### What you are asked to do
Copy the listing that follows exactly. Its pictures do not belong in the copy.

### Record set
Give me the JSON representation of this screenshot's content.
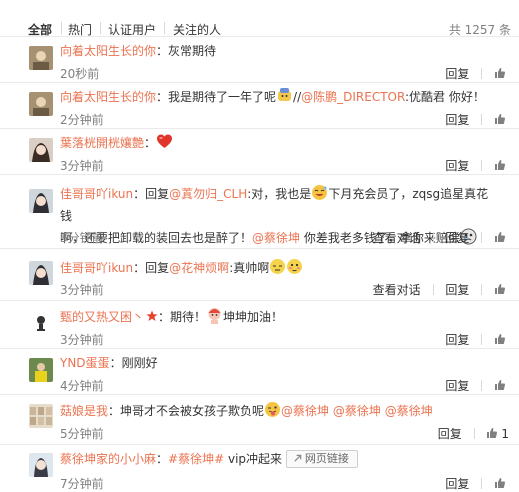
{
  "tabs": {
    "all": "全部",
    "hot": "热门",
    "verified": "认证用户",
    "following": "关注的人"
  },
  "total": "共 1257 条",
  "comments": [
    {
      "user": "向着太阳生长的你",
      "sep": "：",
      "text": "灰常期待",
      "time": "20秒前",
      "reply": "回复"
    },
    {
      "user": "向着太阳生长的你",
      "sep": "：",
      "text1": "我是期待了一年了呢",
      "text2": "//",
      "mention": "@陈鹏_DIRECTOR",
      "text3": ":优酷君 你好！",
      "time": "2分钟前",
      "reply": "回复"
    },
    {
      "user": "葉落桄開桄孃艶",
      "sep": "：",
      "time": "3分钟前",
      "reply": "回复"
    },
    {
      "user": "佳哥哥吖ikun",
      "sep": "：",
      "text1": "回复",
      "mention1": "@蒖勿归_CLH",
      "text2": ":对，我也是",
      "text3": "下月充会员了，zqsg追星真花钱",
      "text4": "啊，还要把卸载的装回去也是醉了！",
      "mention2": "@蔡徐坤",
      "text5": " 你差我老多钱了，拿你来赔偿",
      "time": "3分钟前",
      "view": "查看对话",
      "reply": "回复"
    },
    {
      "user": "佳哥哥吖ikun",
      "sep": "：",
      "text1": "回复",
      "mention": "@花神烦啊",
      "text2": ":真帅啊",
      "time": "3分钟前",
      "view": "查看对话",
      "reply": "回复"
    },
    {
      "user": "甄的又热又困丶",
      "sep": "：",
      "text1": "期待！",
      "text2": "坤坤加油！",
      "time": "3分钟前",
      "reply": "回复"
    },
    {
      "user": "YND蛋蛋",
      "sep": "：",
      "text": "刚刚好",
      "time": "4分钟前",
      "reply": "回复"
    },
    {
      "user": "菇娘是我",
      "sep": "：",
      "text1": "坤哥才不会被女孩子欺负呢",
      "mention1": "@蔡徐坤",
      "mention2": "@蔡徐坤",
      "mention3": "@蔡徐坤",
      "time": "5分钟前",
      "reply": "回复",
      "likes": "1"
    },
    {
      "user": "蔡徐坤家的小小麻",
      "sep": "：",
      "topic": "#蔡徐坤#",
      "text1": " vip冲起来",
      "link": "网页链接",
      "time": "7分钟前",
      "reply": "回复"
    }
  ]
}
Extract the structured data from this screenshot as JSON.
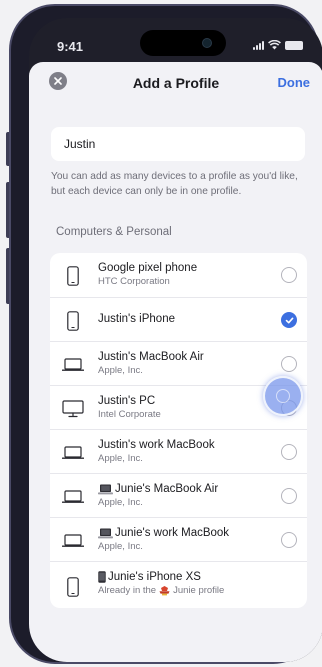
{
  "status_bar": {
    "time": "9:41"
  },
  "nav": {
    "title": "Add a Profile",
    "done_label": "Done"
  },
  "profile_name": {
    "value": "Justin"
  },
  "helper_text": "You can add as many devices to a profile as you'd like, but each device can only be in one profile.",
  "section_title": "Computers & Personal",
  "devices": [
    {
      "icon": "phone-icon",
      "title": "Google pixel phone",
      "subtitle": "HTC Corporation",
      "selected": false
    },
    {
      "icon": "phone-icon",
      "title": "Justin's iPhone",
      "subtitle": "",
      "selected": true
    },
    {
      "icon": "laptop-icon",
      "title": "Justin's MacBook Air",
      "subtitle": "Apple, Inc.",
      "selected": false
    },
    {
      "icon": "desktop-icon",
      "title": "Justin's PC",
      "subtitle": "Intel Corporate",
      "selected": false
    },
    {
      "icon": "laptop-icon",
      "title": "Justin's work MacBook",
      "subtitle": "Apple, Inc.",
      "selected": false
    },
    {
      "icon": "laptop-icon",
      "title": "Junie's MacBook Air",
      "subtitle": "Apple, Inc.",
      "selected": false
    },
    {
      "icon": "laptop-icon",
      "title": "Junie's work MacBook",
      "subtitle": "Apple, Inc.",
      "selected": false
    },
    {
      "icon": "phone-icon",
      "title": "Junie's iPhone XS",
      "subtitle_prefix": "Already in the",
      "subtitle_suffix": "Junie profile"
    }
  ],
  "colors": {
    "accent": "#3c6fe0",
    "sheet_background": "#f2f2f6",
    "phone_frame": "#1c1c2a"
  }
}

### Exercise solution
Give me the JSON representation of this screenshot's content.
{
  "tabs": {
    "all": "全部",
    "hot": "热门",
    "verified": "认证用户",
    "following": "关注的人"
  },
  "total": "共 1257 条",
  "comments": [
    {
      "user": "向着太阳生长的你",
      "sep": "：",
      "text": "灰常期待",
      "time": "20秒前",
      "reply": "回复"
    },
    {
      "user": "向着太阳生长的你",
      "sep": "：",
      "text1": "我是期待了一年了呢",
      "text2": "//",
      "mention": "@陈鹏_DIRECTOR",
      "text3": ":优酷君 你好！",
      "time": "2分钟前",
      "reply": "回复"
    },
    {
      "user": "葉落桄開桄孃艶",
      "sep": "：",
      "time": "3分钟前",
      "reply": "回复"
    },
    {
      "user": "佳哥哥吖ikun",
      "sep": "：",
      "text1": "回复",
      "mention1": "@蒖勿归_CLH",
      "text2": ":对，我也是",
      "text3": "下月充会员了，zqsg追星真花钱",
      "text4": "啊，还要把卸载的装回去也是醉了！",
      "mention2": "@蔡徐坤",
      "text5": " 你差我老多钱了，拿你来赔偿",
      "time": "3分钟前",
      "view": "查看对话",
      "reply": "回复"
    },
    {
      "user": "佳哥哥吖ikun",
      "sep": "：",
      "text1": "回复",
      "mention": "@花神烦啊",
      "text2": ":真帅啊",
      "time": "3分钟前",
      "view": "查看对话",
      "reply": "回复"
    },
    {
      "user": "甄的又热又困丶",
      "sep": "：",
      "text1": "期待！",
      "text2": "坤坤加油！",
      "time": "3分钟前",
      "reply": "回复"
    },
    {
      "user": "YND蛋蛋",
      "sep": "：",
      "text": "刚刚好",
      "time": "4分钟前",
      "reply": "回复"
    },
    {
      "user": "菇娘是我",
      "sep": "：",
      "text1": "坤哥才不会被女孩子欺负呢",
      "mention1": "@蔡徐坤",
      "mention2": "@蔡徐坤",
      "mention3": "@蔡徐坤",
      "time": "5分钟前",
      "reply": "回复",
      "likes": "1"
    },
    {
      "user": "蔡徐坤家的小小麻",
      "sep": "：",
      "topic": "#蔡徐坤#",
      "text1": " vip冲起来",
      "link": "网页链接",
      "time": "7分钟前",
      "reply": "回复"
    }
  ]
}
Extract the structured data from this screenshot as JSON.
{
  "status_bar": {
    "time": "9:41"
  },
  "nav": {
    "title": "Add a Profile",
    "done_label": "Done"
  },
  "profile_name": {
    "value": "Justin"
  },
  "helper_text": "You can add as many devices to a profile as you'd like, but each device can only be in one profile.",
  "section_title": "Computers & Personal",
  "devices": [
    {
      "icon": "phone-icon",
      "title": "Google pixel phone",
      "subtitle": "HTC Corporation",
      "selected": false
    },
    {
      "icon": "phone-icon",
      "title": "Justin's iPhone",
      "subtitle": "",
      "selected": true
    },
    {
      "icon": "laptop-icon",
      "title": "Justin's MacBook Air",
      "subtitle": "Apple, Inc.",
      "selected": false
    },
    {
      "icon": "desktop-icon",
      "title": "Justin's PC",
      "subtitle": "Intel Corporate",
      "selected": false
    },
    {
      "icon": "laptop-icon",
      "title": "Justin's work MacBook",
      "subtitle": "Apple, Inc.",
      "selected": false
    },
    {
      "icon": "laptop-icon",
      "title": "Junie's MacBook Air",
      "subtitle": "Apple, Inc.",
      "selected": false
    },
    {
      "icon": "laptop-icon",
      "title": "Junie's work MacBook",
      "subtitle": "Apple, Inc.",
      "selected": false
    },
    {
      "icon": "phone-icon",
      "title": "Junie's iPhone XS",
      "subtitle_prefix": "Already in the",
      "subtitle_suffix": "Junie profile"
    }
  ],
  "colors": {
    "accent": "#3c6fe0",
    "sheet_background": "#f2f2f6",
    "phone_frame": "#1c1c2a"
  }
}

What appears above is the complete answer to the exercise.